Beyond astronomical sales of the hit fowl flinger, Vesterbacka's company has been pulling in additional revenue from merchandising. Millions of dollars every month, in fact, via the company's website -- apparently just the stuffed toys are selling "a million units a month," which doesn't account for Halloween costumes, movie licensing, clothing, and various other tchochkes. "We are very, very profitable. We're not a publicly traded company yet we can fund our own growth," Vesterbacka boasts in the interview, all the while attempting to bolster his company's value when it does go public. He doesn't offer an exact date, but says, "maybe a year from now" Rovio will be making its public stock offer.
When we last asked market analysts back in March how Rovio would fare an IPO, we were answered with reservation. And despite another seven months of earnings under the company's belt, we'd wager Vesterbacka's valuation estimates are a bit more lofty than the reality of things.
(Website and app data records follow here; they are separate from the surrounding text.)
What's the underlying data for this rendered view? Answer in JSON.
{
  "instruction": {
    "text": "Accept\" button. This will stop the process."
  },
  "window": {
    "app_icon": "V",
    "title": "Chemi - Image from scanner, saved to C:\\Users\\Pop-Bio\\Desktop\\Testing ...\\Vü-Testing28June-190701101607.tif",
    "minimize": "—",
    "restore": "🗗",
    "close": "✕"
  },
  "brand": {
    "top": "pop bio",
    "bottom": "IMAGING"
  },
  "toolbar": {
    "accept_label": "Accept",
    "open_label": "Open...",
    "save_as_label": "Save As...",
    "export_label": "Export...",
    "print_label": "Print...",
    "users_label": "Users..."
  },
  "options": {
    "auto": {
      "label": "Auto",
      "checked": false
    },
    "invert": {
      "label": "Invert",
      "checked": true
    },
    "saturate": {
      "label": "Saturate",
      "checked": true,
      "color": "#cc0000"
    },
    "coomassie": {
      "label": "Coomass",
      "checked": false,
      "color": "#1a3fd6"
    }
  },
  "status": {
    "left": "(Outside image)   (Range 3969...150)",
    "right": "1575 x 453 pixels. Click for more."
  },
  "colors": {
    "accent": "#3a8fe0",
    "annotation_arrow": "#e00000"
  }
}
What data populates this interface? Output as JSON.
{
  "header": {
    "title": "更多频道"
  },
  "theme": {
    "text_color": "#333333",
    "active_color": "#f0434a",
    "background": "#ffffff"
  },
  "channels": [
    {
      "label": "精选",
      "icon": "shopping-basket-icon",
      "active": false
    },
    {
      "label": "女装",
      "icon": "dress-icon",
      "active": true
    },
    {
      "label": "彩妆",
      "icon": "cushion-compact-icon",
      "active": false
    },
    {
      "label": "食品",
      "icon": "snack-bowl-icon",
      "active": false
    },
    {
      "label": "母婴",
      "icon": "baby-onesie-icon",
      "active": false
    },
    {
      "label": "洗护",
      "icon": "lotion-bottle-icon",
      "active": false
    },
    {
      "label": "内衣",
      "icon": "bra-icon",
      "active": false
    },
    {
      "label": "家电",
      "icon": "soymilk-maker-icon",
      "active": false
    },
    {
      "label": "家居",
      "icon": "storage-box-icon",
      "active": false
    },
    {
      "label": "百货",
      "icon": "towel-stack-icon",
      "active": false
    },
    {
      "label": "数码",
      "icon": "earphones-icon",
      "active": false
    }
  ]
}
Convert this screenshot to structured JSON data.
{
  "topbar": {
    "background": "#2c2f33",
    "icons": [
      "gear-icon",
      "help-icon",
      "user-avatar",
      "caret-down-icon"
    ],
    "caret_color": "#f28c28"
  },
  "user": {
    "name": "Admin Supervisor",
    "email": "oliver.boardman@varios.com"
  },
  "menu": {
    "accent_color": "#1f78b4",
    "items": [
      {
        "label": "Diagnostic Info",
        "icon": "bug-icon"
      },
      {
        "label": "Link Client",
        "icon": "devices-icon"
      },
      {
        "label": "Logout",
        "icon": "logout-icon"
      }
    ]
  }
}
But hey, we're not running any multimillion dollar corporations.